Crack the Spine publishes an online digital magazine weekly. Works published online are automatically eligible to be selected for later publication in our quarterly print anthologies. If you’re interested in submitting to Crack the Spine, review their submission guidelines.
Crack the Spine are looking for ‘solid writing. Chip-your-teeth-on-it writing. Punched-in-the-throat writing. Don’t-care-if-it’s-funny-or-sad-or-sarcastic-so-long-as-it-makes-us-react writing. We publish what we like. It’s as simple as that.’
They are seeking short stories of 1,000 words or more. Consider around 5,000 words as a general word-max guideline. They take Micro, flash and short fiction as well as poetry and creative non-fiction.
Get your work submitted to them!
This week’s featured market is Spartan Lit, edited by Ross McMeekin and Miles Wray.
Spartan Lit is a print journal that focuses on lean writing. Their tagline is: ‘Minimalist prose. No strays.’ So if your writing is made up of verbose, flowery sentences and lyrical descriptions, they may not be the place to submit.
They release online issues quarterly and short-run print issues, compiled from online prose, annually.
Spartan have four submission windows each year. Any pieces submitted outside of the submission windows will be deleted unread. The submission windows are:
Fall: October through November
Winter: January through February
Spring: April through May
Summer: July through August
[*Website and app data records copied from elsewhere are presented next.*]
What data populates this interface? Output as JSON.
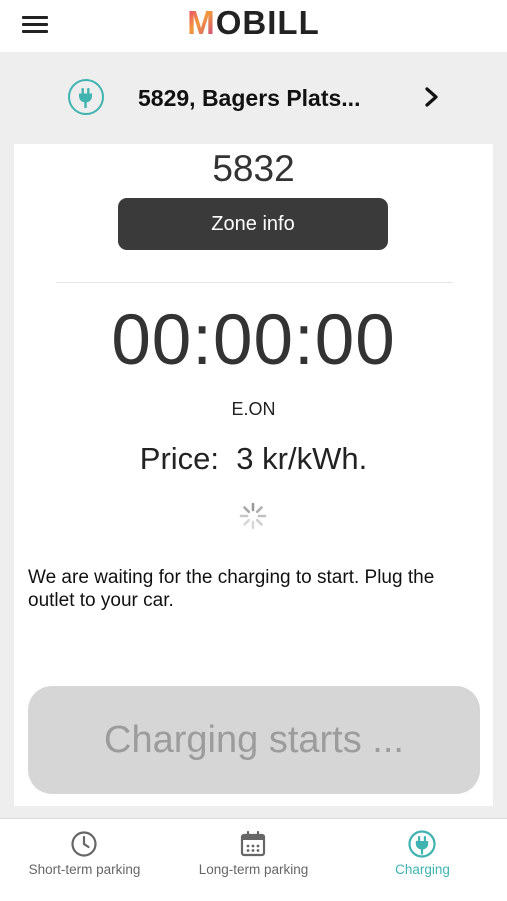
{
  "app": {
    "logo": "MOBILL"
  },
  "zone_header": {
    "title": "5829, Bagers Plats...",
    "icon": "ev-plug-icon",
    "accent_color": "#3fb3b0"
  },
  "session": {
    "zone_code": "5832",
    "zone_info_label": "Zone info",
    "timer": "00:00:00",
    "operator": "E.ON",
    "price_label": "Price:",
    "price_value": "3 kr/kWh.",
    "status_message": "We are waiting for the charging to start. Plug the outlet to your car.",
    "start_button_label": "Charging starts ..."
  },
  "tabs": [
    {
      "label": "Short-term parking",
      "icon": "clock-icon",
      "active": false
    },
    {
      "label": "Long-term parking",
      "icon": "calendar-icon",
      "active": false
    },
    {
      "label": "Charging",
      "icon": "ev-plug-icon",
      "active": true
    }
  ]
}
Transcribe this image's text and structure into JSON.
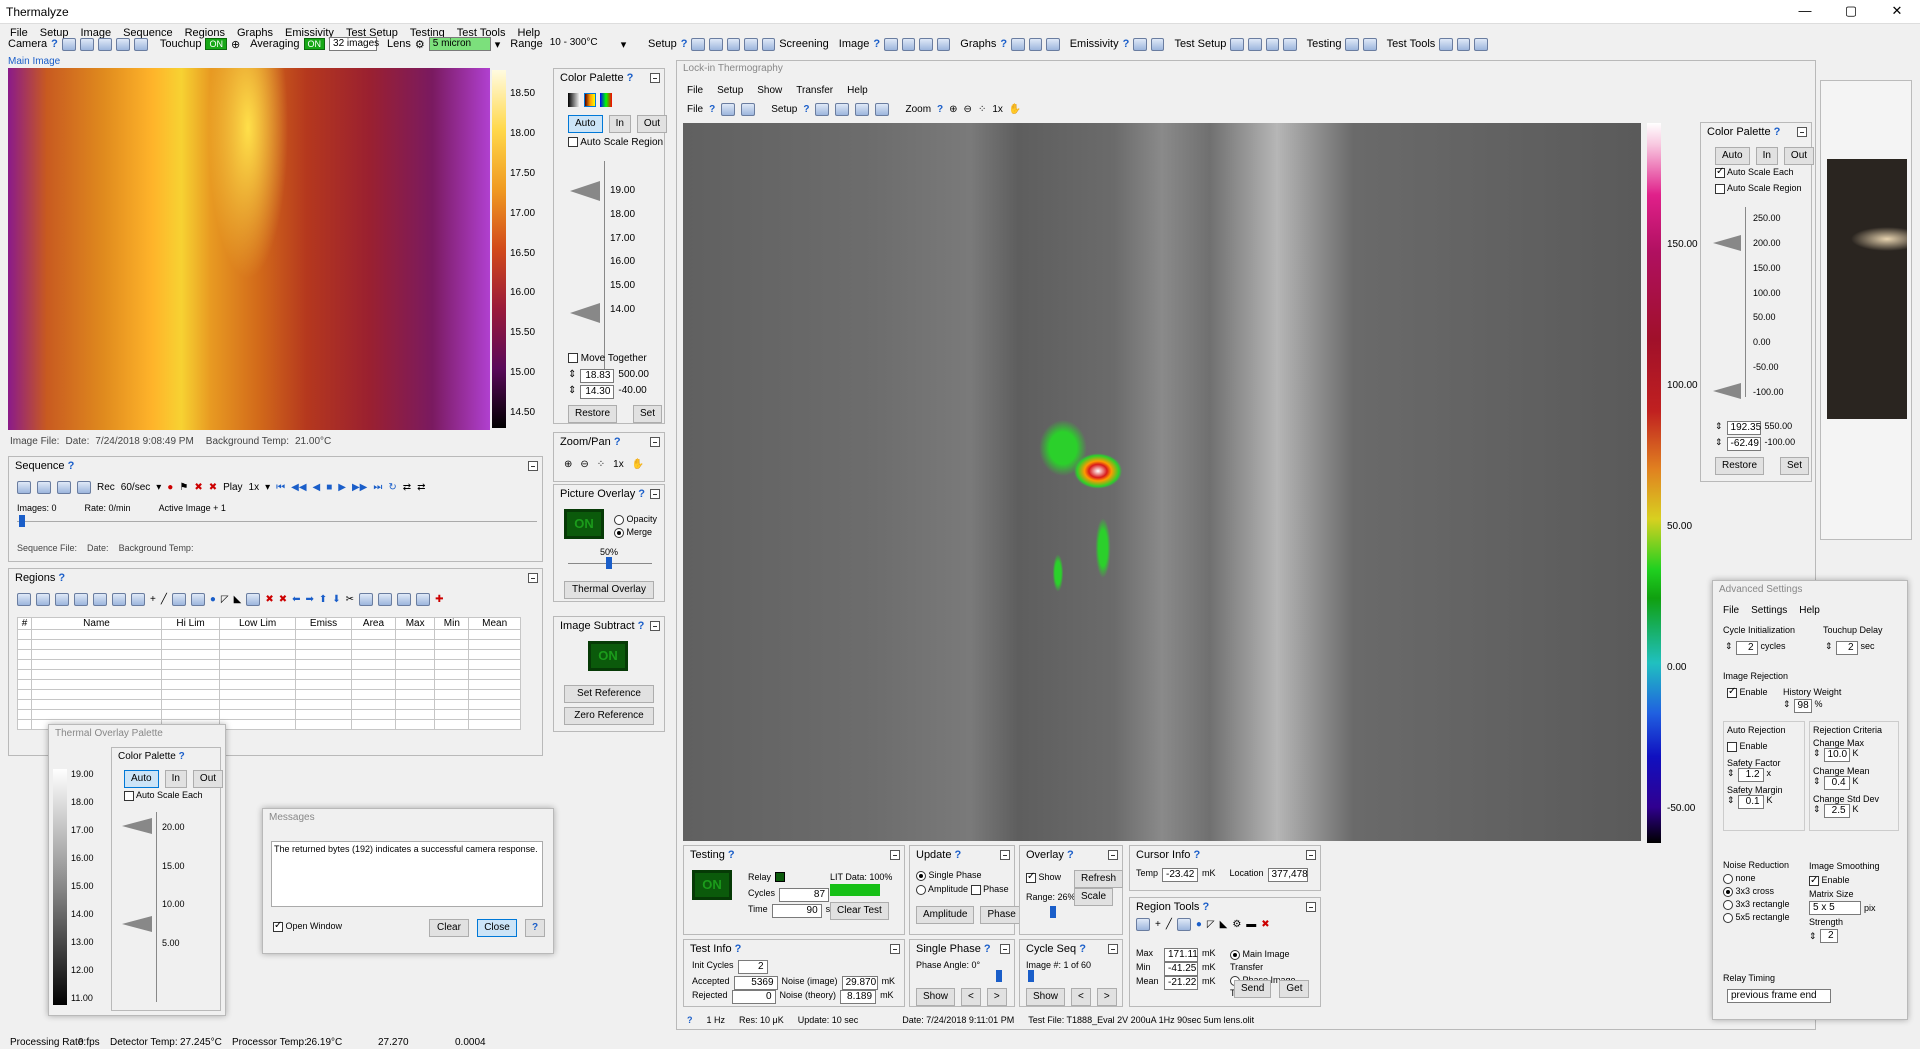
{
  "app": {
    "title": "Thermalyze",
    "win_min": "—",
    "win_max": "▢",
    "win_close": "✕"
  },
  "menu": [
    "File",
    "Setup",
    "Image",
    "Sequence",
    "Regions",
    "Graphs",
    "Emissivity",
    "Test Setup",
    "Testing",
    "Test Tools",
    "Help"
  ],
  "toolbar": {
    "camera": "Camera",
    "q": "?",
    "touchup": "Touchup",
    "touchup_on": "ON",
    "averaging": "Averaging",
    "averaging_on": "ON",
    "averaging_value": "32 images",
    "lens": "Lens",
    "lens_value": "5 micron",
    "range": "Range",
    "range_value": "10 - 300°C",
    "right": [
      "Setup",
      "Screening",
      "Image",
      "Graphs",
      "Emissivity",
      "Test Setup",
      "Testing",
      "Test Tools"
    ]
  },
  "main_image": {
    "label": "Main Image",
    "file_label": "Image File:",
    "date_label": "Date:",
    "date": "7/24/2018 9:08:49 PM",
    "bg_label": "Background Temp:",
    "bg": "21.00°C",
    "scale": [
      "18.50",
      "18.00",
      "17.50",
      "17.00",
      "16.50",
      "16.00",
      "15.50",
      "15.00",
      "14.50"
    ]
  },
  "color_palette_left": {
    "title": "Color Palette",
    "auto": "Auto",
    "in": "In",
    "out": "Out",
    "auto_scale_region": "Auto Scale Region",
    "ticks": [
      "19.00",
      "18.00",
      "17.00",
      "16.00",
      "15.00",
      "14.00"
    ],
    "move_together": "Move Together",
    "max": "18.83",
    "max2": "500.00",
    "min": "14.30",
    "min2": "-40.00",
    "restore": "Restore",
    "set": "Set"
  },
  "zoom_pan": {
    "title": "Zoom/Pan",
    "zoom": "1x"
  },
  "picture_overlay": {
    "title": "Picture Overlay",
    "on": "ON",
    "opacity": "Opacity",
    "merge": "Merge",
    "percent": "50%",
    "thermal_overlay": "Thermal Overlay"
  },
  "image_subtract": {
    "title": "Image Subtract",
    "on": "ON",
    "set_ref": "Set Reference",
    "zero_ref": "Zero Reference"
  },
  "sequence": {
    "title": "Sequence",
    "rec": "Rec",
    "rate": "60/sec",
    "play": "Play",
    "play_speed": "1x",
    "images": "Images: 0",
    "rate_label": "Rate: 0/min",
    "active": "Active Image + 1",
    "seq_file": "Sequence File:",
    "date": "Date:",
    "bg": "Background Temp:"
  },
  "regions": {
    "title": "Regions",
    "columns": [
      "#",
      "Name",
      "Hi Lim",
      "Low Lim",
      "Emiss",
      "Area",
      "Max",
      "Min",
      "Mean"
    ]
  },
  "thermal_overlay_palette": {
    "title": "Thermal Overlay Palette",
    "scale": [
      "19.00",
      "18.00",
      "17.00",
      "16.00",
      "15.00",
      "14.00",
      "13.00",
      "12.00",
      "11.00"
    ],
    "color_palette": "Color Palette",
    "auto": "Auto",
    "in": "In",
    "out": "Out",
    "auto_scale_each": "Auto Scale Each",
    "ticks": [
      "20.00",
      "15.00",
      "10.00",
      "5.00"
    ]
  },
  "messages": {
    "title": "Messages",
    "text": "The returned bytes (192) indicates a successful camera response.",
    "open_window": "Open Window",
    "clear": "Clear",
    "close": "Close",
    "q": "?"
  },
  "lockin": {
    "title": "Lock-in Thermography",
    "menu": [
      "File",
      "Setup",
      "Show",
      "Transfer",
      "Help"
    ],
    "tb_file": "File",
    "tb_setup": "Setup",
    "tb_zoom": "Zoom",
    "zoom": "1x",
    "scale": [
      "150.00",
      "100.00",
      "50.00",
      "0.00",
      "-50.00"
    ]
  },
  "testing": {
    "title": "Testing",
    "on": "ON",
    "relay": "Relay",
    "cycles_label": "Cycles",
    "cycles": "87",
    "time_label": "Time",
    "time": "90",
    "sec": "sec",
    "lit_data": "LIT Data: 100%",
    "clear_test": "Clear Test"
  },
  "update": {
    "title": "Update",
    "single_phase": "Single Phase",
    "amplitude": "Amplitude",
    "phase": "Phase",
    "amp_btn": "Amplitude",
    "phase_btn": "Phase"
  },
  "overlay": {
    "title": "Overlay",
    "show": "Show",
    "refresh": "Refresh",
    "range": "Range: 26%",
    "scale": "Scale"
  },
  "cursor_info": {
    "title": "Cursor Info",
    "temp_label": "Temp",
    "temp": "-23.42",
    "mk": "mK",
    "location_label": "Location",
    "location": "377,478"
  },
  "region_tools": {
    "title": "Region Tools",
    "max_label": "Max",
    "max": "171.11",
    "min_label": "Min",
    "min": "-41.25",
    "mean_label": "Mean",
    "mean": "-21.22",
    "mk": "mK",
    "main_transfer": "Main Image Transfer",
    "phase_transfer": "Phase Image Transfer",
    "send": "Send",
    "get": "Get"
  },
  "test_info": {
    "title": "Test Info",
    "init_label": "Init Cycles",
    "init": "2",
    "accepted_label": "Accepted",
    "accepted": "5369",
    "rejected_label": "Rejected",
    "rejected": "0",
    "noise_image_label": "Noise (image)",
    "noise_image": "29.870",
    "noise_theory_label": "Noise (theory)",
    "noise_theory": "8.189",
    "mk": "mK"
  },
  "single_phase": {
    "title": "Single Phase",
    "angle": "Phase Angle: 0°",
    "show": "Show"
  },
  "cycle_seq": {
    "title": "Cycle Seq",
    "image": "Image #: 1 of 60",
    "show": "Show"
  },
  "lockin_status": {
    "freq": "1 Hz",
    "res": "Res: 10 μK",
    "update": "Update: 10 sec",
    "date": "Date: 7/24/2018 9:11:01 PM",
    "file": "Test File: T1888_Eval 2V 200uA 1Hz 90sec 5um lens.olit"
  },
  "color_palette_right": {
    "title": "Color Palette",
    "auto": "Auto",
    "in": "In",
    "out": "Out",
    "auto_scale_each": "Auto Scale Each",
    "auto_scale_region": "Auto Scale Region",
    "ticks": [
      "250.00",
      "200.00",
      "150.00",
      "100.00",
      "50.00",
      "0.00",
      "-50.00",
      "-100.00"
    ],
    "max": "192.35",
    "max2": "550.00",
    "min": "-62.49",
    "min2": "-100.00",
    "restore": "Restore",
    "set": "Set"
  },
  "advanced": {
    "title": "Advanced Settings",
    "menu": [
      "File",
      "Settings",
      "Help"
    ],
    "cycle_init": "Cycle Initialization",
    "cycle_init_val": "2",
    "cycles": "cycles",
    "touchup_delay": "Touchup Delay",
    "touchup_delay_val": "2",
    "sec": "sec",
    "image_rejection": "Image Rejection",
    "enable": "Enable",
    "history_weight": "History Weight",
    "history_val": "98",
    "pct": "%",
    "auto_rejection": "Auto Rejection",
    "rejection_criteria": "Rejection Criteria",
    "enable2": "Enable",
    "change_max": "Change Max",
    "change_max_val": "10.0",
    "k": "K",
    "change_mean": "Change Mean",
    "change_mean_val": "0.4",
    "change_std": "Change Std Dev",
    "change_std_val": "2.5",
    "safety_factor": "Safety Factor",
    "sf_val": "1.2",
    "x": "x",
    "safety_margin": "Safety Margin",
    "sm_val": "0.1",
    "noise_reduction": "Noise Reduction",
    "none": "none",
    "cross": "3x3 cross",
    "rect3": "3x3 rectangle",
    "rect5": "5x5 rectangle",
    "image_smoothing": "Image Smoothing",
    "enable3": "Enable",
    "matrix_size": "Matrix Size",
    "matrix_val": "5 x 5",
    "pix": "pix",
    "strength": "Strength",
    "strength_val": "2",
    "relay_timing": "Relay Timing",
    "relay_val": "previous frame end"
  },
  "status": {
    "processing": "Processing Rate:",
    "proc_val": "0 fps",
    "detector": "Detector Temp:",
    "det_val": "27.245°C",
    "processor": "Processor Temp:",
    "proc_temp": "26.19°C",
    "v1": "27.270",
    "v2": "0.0004"
  }
}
So you have 10 days left to get your writing in for this submission window. Don’t miss out!
This week’s featured market is The Wrong Quarterly, a new London-based literary magazine showcasing prose from both British and international writers. They are unaffiliated with any existing publishers, agencies, or academic institutions, and aim to provide an inclusive platform for emerging writers worldwide.
On their website, they write that they ‘gravitate towards the inventive’ when it comes to writing.
The Wrong Quarterly is a great place to submit your writing as an new or emerging writer. The magazine is currently sold in bookshops across the UK, US, and France, including Foyles
, The Rizzoli Bookshop
,Lutyens and Rubinstein
, and Shakespeare & Co.
They are a brilliant outlet for new and emerging writers, as they can get your work in three countries.
Here’s their submission guidelines:
We accept fiction of under 6,000 words, fully edited, and previously unpublished. We also accept non-fiction, life-writing, and essays of under 5,000 words.
Something a little different this week: Nowhere Magazine’s Drunken Writing Competition.
When I saw this competition listed it made me laugh, so I figured I’d share it. We wouldn’t advise that you do all your writing drunk, (in fact, we’d highly recommend you don’t) but this competition is a bit of fun and you get a beautiful hip flask just for submitting. That said, you do have to pay $55 to enter, which works out at about £35.
Here’s their competition guidelines:
Some of our favorite writers wrote drunk. Some wrote sober and got drunk after. Some got drunk, then sobered up, then wrote, then got drunk again. Either way, booze has long been the writer’s muse. That’s why we asked BankNote to make us the Nowhere Writer’s Flask. There’s a pocket for a notebook and a pen (included). It’s bound in Italian leather and made in NYC by John Torossian: the best damn leatherworker this side of the Prime Meridian. See it here: http://www.banknote.nyc/nowhere-collection
The only requirements for the Drunken Writing Contest are that you get drunk and write, preferably about travel. Or as we like say, the intersection of people, place and time. Every entrant gets a flask. The winner gets a bottle of whiskey. Fill her up and have at it.
If drunk writing’s not your thing, Nowhere are also running a travel writing competition with a $1,000 prize. They accept fiction or non-fiction. You can see their full guidelines right here.
This week’s featured market is Cactus Heart Press.
You might be thinking, ‘What is a Cactus Heart?’
According to their website: Cactus Heart is, of course, a metaphor for how we believe literature and art should be. It should shock and wound and delight us; it should fill us with curiosity and terror. It should survive.